> WHAT TO PRODUCE
What this exercise requires is a verbatim reproduction of the data below.

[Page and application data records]
———

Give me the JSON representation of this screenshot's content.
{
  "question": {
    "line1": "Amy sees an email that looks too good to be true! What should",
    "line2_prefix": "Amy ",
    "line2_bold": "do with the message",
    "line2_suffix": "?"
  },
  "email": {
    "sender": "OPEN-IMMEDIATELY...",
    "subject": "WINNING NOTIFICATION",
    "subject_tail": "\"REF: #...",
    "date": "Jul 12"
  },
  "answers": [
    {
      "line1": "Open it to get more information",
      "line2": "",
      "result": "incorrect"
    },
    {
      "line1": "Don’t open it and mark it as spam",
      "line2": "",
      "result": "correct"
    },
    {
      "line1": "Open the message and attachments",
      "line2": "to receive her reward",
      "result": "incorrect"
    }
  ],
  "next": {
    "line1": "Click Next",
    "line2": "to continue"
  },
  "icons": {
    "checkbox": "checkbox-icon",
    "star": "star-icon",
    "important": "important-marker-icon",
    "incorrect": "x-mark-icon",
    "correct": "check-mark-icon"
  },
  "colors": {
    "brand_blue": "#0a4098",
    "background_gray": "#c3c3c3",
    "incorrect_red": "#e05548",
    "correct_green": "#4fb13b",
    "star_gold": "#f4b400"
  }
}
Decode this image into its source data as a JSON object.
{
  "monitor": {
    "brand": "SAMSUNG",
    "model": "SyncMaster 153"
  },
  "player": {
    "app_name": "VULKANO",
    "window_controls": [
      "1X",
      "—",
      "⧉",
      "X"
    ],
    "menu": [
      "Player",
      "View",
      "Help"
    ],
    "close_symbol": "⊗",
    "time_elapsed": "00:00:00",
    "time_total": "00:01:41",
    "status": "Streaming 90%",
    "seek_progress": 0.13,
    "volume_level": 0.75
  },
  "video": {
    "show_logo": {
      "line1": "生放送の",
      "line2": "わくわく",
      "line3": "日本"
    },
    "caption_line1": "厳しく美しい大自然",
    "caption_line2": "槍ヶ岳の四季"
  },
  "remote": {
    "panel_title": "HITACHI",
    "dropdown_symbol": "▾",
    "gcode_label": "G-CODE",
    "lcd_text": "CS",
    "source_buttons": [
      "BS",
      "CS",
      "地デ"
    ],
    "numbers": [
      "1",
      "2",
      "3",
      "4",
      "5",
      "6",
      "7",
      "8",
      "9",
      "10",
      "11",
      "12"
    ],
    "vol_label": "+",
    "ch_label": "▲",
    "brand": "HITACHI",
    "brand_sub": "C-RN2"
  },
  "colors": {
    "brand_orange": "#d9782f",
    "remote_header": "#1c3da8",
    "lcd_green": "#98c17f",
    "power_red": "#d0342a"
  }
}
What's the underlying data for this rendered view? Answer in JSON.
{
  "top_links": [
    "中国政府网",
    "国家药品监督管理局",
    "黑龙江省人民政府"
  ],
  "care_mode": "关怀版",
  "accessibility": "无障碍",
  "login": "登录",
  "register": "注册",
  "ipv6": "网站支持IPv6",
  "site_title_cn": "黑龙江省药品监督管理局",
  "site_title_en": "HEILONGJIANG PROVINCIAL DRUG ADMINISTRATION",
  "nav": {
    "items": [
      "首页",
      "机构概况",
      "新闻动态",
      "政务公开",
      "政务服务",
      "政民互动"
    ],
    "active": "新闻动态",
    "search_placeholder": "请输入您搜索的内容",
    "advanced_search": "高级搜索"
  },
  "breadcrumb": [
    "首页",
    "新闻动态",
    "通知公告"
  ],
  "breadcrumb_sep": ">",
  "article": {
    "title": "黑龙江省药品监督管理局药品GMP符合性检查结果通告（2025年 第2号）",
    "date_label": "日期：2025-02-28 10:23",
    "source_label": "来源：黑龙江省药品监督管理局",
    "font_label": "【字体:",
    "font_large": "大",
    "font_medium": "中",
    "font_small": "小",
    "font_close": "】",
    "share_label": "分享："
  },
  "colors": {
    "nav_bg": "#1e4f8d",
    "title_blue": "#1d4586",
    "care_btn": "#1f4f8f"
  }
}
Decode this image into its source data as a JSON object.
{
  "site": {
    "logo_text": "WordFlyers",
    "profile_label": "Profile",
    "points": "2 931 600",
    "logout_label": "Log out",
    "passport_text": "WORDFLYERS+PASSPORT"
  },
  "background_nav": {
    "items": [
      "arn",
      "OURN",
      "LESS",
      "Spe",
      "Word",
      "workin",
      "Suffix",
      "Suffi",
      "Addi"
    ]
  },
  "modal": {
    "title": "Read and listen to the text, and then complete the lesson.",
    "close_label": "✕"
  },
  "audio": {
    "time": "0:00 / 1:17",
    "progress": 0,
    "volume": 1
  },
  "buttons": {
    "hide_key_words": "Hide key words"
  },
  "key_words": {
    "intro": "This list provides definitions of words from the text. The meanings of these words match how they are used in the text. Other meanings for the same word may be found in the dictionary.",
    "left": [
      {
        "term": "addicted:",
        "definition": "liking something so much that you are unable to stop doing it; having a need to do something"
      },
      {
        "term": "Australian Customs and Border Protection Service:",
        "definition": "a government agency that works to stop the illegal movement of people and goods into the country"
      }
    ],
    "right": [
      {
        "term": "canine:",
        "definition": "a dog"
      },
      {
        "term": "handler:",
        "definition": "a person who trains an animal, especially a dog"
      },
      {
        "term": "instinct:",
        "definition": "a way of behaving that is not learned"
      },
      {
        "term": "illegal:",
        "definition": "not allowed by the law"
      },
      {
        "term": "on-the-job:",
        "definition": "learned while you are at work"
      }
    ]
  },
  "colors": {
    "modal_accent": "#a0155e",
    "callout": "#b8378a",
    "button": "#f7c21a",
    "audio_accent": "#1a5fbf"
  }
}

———

> ANSWER TO THIS EXERCISE
Give me the JSON representation of this screenshot's content.
{
  "question": {
    "line1": "Amy sees an email that looks too good to be true! What should",
    "line2_prefix": "Amy ",
    "line2_bold": "do with the message",
    "line2_suffix": "?"
  },
  "email": {
    "sender": "OPEN-IMMEDIATELY...",
    "subject": "WINNING NOTIFICATION",
    "subject_tail": "\"REF: #...",
    "date": "Jul 12"
  },
  "answers": [
    {
      "line1": "Open it to get more information",
      "line2": "",
      "result": "incorrect"
    },
    {
      "line1": "Don’t open it and mark it as spam",
      "line2": "",
      "result": "correct"
    },
    {
      "line1": "Open the message and attachments",
      "line2": "to receive her reward",
      "result": "incorrect"
    }
  ],
  "next": {
    "line1": "Click Next",
    "line2": "to continue"
  },
  "icons": {
    "checkbox": "checkbox-icon",
    "star": "star-icon",
    "important": "important-marker-icon",
    "incorrect": "x-mark-icon",
    "correct": "check-mark-icon"
  },
  "colors": {
    "brand_blue": "#0a4098",
    "background_gray": "#c3c3c3",
    "incorrect_red": "#e05548",
    "correct_green": "#4fb13b",
    "star_gold": "#f4b400"
  }
}
Decode this image into its source data as a JSON object.
{
  "monitor": {
    "brand": "SAMSUNG",
    "model": "SyncMaster 153"
  },
  "player": {
    "app_name": "VULKANO",
    "window_controls": [
      "1X",
      "—",
      "⧉",
      "X"
    ],
    "menu": [
      "Player",
      "View",
      "Help"
    ],
    "close_symbol": "⊗",
    "time_elapsed": "00:00:00",
    "time_total": "00:01:41",
    "status": "Streaming 90%",
    "seek_progress": 0.13,
    "volume_level": 0.75
  },
  "video": {
    "show_logo": {
      "line1": "生放送の",
      "line2": "わくわく",
      "line3": "日本"
    },
    "caption_line1": "厳しく美しい大自然",
    "caption_line2": "槍ヶ岳の四季"
  },
  "remote": {
    "panel_title": "HITACHI",
    "dropdown_symbol": "▾",
    "gcode_label": "G-CODE",
    "lcd_text": "CS",
    "source_buttons": [
      "BS",
      "CS",
      "地デ"
    ],
    "numbers": [
      "1",
      "2",
      "3",
      "4",
      "5",
      "6",
      "7",
      "8",
      "9",
      "10",
      "11",
      "12"
    ],
    "vol_label": "+",
    "ch_label": "▲",
    "brand": "HITACHI",
    "brand_sub": "C-RN2"
  },
  "colors": {
    "brand_orange": "#d9782f",
    "remote_header": "#1c3da8",
    "lcd_green": "#98c17f",
    "power_red": "#d0342a"
  }
}
What's the underlying data for this rendered view? Answer in JSON.
{
  "top_links": [
    "中国政府网",
    "国家药品监督管理局",
    "黑龙江省人民政府"
  ],
  "care_mode": "关怀版",
  "accessibility": "无障碍",
  "login": "登录",
  "register": "注册",
  "ipv6": "网站支持IPv6",
  "site_title_cn": "黑龙江省药品监督管理局",
  "site_title_en": "HEILONGJIANG PROVINCIAL DRUG ADMINISTRATION",
  "nav": {
    "items": [
      "首页",
      "机构概况",
      "新闻动态",
      "政务公开",
      "政务服务",
      "政民互动"
    ],
    "active": "新闻动态",
    "search_placeholder": "请输入您搜索的内容",
    "advanced_search": "高级搜索"
  },
  "breadcrumb": [
    "首页",
    "新闻动态",
    "通知公告"
  ],
  "breadcrumb_sep": ">",
  "article": {
    "title": "黑龙江省药品监督管理局药品GMP符合性检查结果通告（2025年 第2号）",
    "date_label": "日期：2025-02-28 10:23",
    "source_label": "来源：黑龙江省药品监督管理局",
    "font_label": "【字体:",
    "font_large": "大",
    "font_medium": "中",
    "font_small": "小",
    "font_close": "】",
    "share_label": "分享："
  },
  "colors": {
    "nav_bg": "#1e4f8d",
    "title_blue": "#1d4586",
    "care_btn": "#1f4f8f"
  }
}
Decode this image into its source data as a JSON object.
{
  "site": {
    "logo_text": "WordFlyers",
    "profile_label": "Profile",
    "points": "2 931 600",
    "logout_label": "Log out",
    "passport_text": "WORDFLYERS+PASSPORT"
  },
  "background_nav": {
    "items": [
      "arn",
      "OURN",
      "LESS",
      "Spe",
      "Word",
      "workin",
      "Suffix",
      "Suffi",
      "Addi"
    ]
  },
  "modal": {
    "title": "Read and listen to the text, and then complete the lesson.",
    "close_label": "✕"
  },
  "audio": {
    "time": "0:00 / 1:17",
    "progress": 0,
    "volume": 1
  },
  "buttons": {
    "hide_key_words": "Hide key words"
  },
  "key_words": {
    "intro": "This list provides definitions of words from the text. The meanings of these words match how they are used in the text. Other meanings for the same word may be found in the dictionary.",
    "left": [
      {
        "term": "addicted:",
        "definition": "liking something so much that you are unable to stop doing it; having a need to do something"
      },
      {
        "term": "Australian Customs and Border Protection Service:",
        "definition": "a government agency that works to stop the illegal movement of people and goods into the country"
      }
    ],
    "right": [
      {
        "term": "canine:",
        "definition": "a dog"
      },
      {
        "term": "handler:",
        "definition": "a person who trains an animal, especially a dog"
      },
      {
        "term": "instinct:",
        "definition": "a way of behaving that is not learned"
      },
      {
        "term": "illegal:",
        "definition": "not allowed by the law"
      },
      {
        "term": "on-the-job:",
        "definition": "learned while you are at work"
      }
    ]
  },
  "colors": {
    "modal_accent": "#a0155e",
    "callout": "#b8378a",
    "button": "#f7c21a",
    "audio_accent": "#1a5fbf"
  }
}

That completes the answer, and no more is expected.